Dataset content START

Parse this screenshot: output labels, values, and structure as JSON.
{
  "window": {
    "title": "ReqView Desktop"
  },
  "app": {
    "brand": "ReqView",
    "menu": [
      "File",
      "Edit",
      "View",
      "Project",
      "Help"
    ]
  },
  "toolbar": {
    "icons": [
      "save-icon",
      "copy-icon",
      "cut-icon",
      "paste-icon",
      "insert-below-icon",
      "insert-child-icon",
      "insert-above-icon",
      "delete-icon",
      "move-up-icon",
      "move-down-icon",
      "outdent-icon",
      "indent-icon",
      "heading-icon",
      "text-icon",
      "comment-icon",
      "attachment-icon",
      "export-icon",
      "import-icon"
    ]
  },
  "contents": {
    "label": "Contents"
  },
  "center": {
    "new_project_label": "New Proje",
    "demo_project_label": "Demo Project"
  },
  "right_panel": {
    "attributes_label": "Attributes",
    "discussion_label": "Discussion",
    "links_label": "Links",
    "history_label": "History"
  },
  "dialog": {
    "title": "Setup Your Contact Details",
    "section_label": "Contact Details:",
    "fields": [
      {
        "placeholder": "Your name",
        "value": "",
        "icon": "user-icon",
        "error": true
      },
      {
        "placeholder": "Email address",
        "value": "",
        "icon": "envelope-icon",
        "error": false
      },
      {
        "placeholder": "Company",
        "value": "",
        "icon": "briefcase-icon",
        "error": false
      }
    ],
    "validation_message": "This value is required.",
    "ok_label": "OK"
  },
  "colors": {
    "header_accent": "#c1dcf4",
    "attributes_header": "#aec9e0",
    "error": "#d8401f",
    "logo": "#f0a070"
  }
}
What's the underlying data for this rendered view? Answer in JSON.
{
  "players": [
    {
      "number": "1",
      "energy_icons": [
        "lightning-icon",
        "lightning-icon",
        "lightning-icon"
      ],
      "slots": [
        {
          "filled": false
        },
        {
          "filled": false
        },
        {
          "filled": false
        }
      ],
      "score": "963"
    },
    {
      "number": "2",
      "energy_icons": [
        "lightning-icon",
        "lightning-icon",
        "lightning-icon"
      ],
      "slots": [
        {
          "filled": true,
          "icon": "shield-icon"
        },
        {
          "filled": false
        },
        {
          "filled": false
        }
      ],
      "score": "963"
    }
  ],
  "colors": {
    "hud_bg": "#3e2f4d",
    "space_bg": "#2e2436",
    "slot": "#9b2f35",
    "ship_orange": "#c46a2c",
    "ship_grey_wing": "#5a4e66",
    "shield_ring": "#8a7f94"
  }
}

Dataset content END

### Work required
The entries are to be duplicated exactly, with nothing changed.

### Exercise answer
Parse this screenshot: output labels, values, and structure as JSON.
{
  "window": {
    "title": "ReqView Desktop"
  },
  "app": {
    "brand": "ReqView",
    "menu": [
      "File",
      "Edit",
      "View",
      "Project",
      "Help"
    ]
  },
  "toolbar": {
    "icons": [
      "save-icon",
      "copy-icon",
      "cut-icon",
      "paste-icon",
      "insert-below-icon",
      "insert-child-icon",
      "insert-above-icon",
      "delete-icon",
      "move-up-icon",
      "move-down-icon",
      "outdent-icon",
      "indent-icon",
      "heading-icon",
      "text-icon",
      "comment-icon",
      "attachment-icon",
      "export-icon",
      "import-icon"
    ]
  },
  "contents": {
    "label": "Contents"
  },
  "center": {
    "new_project_label": "New Proje",
    "demo_project_label": "Demo Project"
  },
  "right_panel": {
    "attributes_label": "Attributes",
    "discussion_label": "Discussion",
    "links_label": "Links",
    "history_label": "History"
  },
  "dialog": {
    "title": "Setup Your Contact Details",
    "section_label": "Contact Details:",
    "fields": [
      {
        "placeholder": "Your name",
        "value": "",
        "icon": "user-icon",
        "error": true
      },
      {
        "placeholder": "Email address",
        "value": "",
        "icon": "envelope-icon",
        "error": false
      },
      {
        "placeholder": "Company",
        "value": "",
        "icon": "briefcase-icon",
        "error": false
      }
    ],
    "validation_message": "This value is required.",
    "ok_label": "OK"
  },
  "colors": {
    "header_accent": "#c1dcf4",
    "attributes_header": "#aec9e0",
    "error": "#d8401f",
    "logo": "#f0a070"
  }
}
What's the underlying data for this rendered view? Answer in JSON.
{
  "players": [
    {
      "number": "1",
      "energy_icons": [
        "lightning-icon",
        "lightning-icon",
        "lightning-icon"
      ],
      "slots": [
        {
          "filled": false
        },
        {
          "filled": false
        },
        {
          "filled": false
        }
      ],
      "score": "963"
    },
    {
      "number": "2",
      "energy_icons": [
        "lightning-icon",
        "lightning-icon",
        "lightning-icon"
      ],
      "slots": [
        {
          "filled": true,
          "icon": "shield-icon"
        },
        {
          "filled": false
        },
        {
          "filled": false
        }
      ],
      "score": "963"
    }
  ],
  "colors": {
    "hud_bg": "#3e2f4d",
    "space_bg": "#2e2436",
    "slot": "#9b2f35",
    "ship_orange": "#c46a2c",
    "ship_grey_wing": "#5a4e66",
    "shield_ring": "#8a7f94"
  }
}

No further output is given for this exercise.